Where does the string "schemes" appear? Copy every line of the entries below that holds it.
■ ■ ■
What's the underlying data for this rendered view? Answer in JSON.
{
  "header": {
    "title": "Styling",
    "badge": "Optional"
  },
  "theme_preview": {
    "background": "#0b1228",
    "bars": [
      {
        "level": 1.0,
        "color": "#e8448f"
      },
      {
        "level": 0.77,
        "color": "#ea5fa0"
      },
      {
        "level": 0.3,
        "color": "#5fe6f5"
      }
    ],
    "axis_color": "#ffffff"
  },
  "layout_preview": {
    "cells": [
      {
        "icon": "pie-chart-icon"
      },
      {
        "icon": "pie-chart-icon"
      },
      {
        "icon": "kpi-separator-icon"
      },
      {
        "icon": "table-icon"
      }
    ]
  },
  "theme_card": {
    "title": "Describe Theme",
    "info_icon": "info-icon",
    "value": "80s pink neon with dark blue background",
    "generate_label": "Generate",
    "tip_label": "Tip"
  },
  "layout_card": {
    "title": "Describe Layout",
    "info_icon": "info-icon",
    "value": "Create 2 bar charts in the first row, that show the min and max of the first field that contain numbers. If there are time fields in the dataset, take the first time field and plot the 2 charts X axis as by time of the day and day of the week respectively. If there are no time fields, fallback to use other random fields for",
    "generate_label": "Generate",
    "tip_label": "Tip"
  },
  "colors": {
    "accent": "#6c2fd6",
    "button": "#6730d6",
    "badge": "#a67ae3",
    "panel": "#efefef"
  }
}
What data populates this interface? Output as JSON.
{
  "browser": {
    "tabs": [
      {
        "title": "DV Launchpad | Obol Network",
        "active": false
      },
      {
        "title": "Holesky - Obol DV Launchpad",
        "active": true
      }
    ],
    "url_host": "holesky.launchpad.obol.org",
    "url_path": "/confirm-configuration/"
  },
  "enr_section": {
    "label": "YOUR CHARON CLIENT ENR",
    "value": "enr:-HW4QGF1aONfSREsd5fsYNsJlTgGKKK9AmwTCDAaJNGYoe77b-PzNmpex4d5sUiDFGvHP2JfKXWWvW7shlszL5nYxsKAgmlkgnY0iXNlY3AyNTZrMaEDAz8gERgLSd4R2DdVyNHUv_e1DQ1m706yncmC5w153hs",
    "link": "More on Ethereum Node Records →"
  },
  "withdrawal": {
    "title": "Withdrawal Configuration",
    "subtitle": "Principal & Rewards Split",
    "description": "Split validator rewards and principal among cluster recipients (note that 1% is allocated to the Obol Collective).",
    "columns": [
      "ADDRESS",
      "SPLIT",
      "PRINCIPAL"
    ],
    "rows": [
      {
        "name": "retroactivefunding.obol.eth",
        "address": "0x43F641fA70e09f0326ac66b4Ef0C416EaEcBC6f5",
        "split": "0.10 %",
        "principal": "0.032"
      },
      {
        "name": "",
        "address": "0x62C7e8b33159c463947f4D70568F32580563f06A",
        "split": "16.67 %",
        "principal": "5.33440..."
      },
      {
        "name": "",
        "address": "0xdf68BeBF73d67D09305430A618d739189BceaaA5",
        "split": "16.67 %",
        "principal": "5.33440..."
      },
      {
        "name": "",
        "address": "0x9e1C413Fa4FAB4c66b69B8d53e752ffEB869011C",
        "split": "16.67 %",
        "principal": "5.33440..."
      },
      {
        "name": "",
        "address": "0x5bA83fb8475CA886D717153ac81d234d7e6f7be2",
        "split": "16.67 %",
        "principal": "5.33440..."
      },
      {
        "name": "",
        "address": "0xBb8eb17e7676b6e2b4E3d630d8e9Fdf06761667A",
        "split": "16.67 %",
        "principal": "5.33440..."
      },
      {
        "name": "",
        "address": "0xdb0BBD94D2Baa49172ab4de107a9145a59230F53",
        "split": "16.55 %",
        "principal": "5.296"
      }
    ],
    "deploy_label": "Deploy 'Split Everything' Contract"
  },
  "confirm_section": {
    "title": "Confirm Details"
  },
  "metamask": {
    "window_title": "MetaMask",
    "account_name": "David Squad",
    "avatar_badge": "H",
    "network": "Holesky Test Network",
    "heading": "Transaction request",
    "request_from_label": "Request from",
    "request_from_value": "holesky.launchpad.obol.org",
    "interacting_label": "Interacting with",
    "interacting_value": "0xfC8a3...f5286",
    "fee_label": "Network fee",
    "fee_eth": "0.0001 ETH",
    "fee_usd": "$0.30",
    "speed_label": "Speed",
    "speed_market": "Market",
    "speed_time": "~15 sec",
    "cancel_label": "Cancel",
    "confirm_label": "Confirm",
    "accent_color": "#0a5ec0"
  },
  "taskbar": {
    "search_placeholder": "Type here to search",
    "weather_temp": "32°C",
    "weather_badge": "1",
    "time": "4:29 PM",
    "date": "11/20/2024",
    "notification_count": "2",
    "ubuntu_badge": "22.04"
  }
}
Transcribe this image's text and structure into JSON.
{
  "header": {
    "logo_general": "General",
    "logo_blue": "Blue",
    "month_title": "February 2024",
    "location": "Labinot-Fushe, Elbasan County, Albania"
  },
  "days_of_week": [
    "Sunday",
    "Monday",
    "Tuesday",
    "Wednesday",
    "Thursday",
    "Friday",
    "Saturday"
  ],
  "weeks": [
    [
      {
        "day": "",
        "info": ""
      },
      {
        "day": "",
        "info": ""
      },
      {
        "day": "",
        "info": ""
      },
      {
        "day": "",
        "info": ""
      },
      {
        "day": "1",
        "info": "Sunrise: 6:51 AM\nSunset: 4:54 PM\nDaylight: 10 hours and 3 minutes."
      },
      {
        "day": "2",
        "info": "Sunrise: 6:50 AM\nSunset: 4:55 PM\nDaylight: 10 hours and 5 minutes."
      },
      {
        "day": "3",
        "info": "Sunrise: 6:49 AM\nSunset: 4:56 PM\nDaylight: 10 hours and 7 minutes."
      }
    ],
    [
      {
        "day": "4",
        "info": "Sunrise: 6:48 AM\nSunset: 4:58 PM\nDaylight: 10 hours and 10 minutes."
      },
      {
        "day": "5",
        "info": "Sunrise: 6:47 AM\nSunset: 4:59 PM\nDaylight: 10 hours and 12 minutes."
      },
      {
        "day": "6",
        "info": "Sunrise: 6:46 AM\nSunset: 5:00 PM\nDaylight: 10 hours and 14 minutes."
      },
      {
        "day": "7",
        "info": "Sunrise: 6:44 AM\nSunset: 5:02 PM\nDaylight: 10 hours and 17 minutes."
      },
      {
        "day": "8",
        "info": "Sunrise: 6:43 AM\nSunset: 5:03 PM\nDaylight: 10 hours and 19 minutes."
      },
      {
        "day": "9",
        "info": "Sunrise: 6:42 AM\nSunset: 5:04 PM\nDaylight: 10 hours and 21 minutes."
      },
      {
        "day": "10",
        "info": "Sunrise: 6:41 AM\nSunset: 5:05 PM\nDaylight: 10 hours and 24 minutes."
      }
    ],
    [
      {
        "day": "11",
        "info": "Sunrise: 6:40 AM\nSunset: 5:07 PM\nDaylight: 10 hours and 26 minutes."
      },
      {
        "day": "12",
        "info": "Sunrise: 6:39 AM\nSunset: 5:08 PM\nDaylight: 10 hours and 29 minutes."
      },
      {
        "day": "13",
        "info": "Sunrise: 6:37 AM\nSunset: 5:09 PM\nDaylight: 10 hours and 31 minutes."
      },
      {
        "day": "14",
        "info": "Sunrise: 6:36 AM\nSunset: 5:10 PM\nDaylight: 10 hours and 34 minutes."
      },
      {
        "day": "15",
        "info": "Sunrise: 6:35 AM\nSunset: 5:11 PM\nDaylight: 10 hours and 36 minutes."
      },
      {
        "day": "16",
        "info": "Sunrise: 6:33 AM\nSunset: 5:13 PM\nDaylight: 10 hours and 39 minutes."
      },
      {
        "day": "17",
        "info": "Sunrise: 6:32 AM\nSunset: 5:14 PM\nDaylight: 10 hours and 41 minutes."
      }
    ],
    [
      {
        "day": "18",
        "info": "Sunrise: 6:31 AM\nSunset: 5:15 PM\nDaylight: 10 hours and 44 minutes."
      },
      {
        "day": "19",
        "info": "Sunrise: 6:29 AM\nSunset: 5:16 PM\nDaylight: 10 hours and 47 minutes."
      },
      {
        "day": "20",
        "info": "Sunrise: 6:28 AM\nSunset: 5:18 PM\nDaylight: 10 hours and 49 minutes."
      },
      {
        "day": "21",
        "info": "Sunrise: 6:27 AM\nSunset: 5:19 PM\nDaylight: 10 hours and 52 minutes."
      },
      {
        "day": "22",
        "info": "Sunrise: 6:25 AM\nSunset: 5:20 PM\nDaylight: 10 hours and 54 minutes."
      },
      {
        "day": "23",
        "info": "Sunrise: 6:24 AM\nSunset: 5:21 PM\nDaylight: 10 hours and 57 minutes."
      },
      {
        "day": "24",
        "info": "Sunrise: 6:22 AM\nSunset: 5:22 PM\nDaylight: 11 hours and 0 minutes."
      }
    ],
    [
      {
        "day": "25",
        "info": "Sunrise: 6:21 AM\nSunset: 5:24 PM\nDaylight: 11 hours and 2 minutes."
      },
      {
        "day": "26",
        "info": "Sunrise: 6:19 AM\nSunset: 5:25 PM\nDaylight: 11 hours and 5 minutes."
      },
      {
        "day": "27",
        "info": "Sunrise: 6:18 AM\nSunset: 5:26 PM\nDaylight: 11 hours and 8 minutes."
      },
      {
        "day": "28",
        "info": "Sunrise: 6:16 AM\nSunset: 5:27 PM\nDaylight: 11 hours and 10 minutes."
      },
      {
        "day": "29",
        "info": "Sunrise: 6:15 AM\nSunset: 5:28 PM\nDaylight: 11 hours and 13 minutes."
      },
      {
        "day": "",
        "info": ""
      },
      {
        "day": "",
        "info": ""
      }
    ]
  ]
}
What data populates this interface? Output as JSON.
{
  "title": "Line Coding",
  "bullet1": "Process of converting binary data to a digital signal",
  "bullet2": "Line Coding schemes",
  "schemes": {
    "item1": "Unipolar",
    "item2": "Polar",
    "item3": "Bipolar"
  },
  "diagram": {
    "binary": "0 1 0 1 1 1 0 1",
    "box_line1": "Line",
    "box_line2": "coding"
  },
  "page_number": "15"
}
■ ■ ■
→ EXERCISE RESULT:
  "bullet2": "Line Coding schemes",
  "schemes": {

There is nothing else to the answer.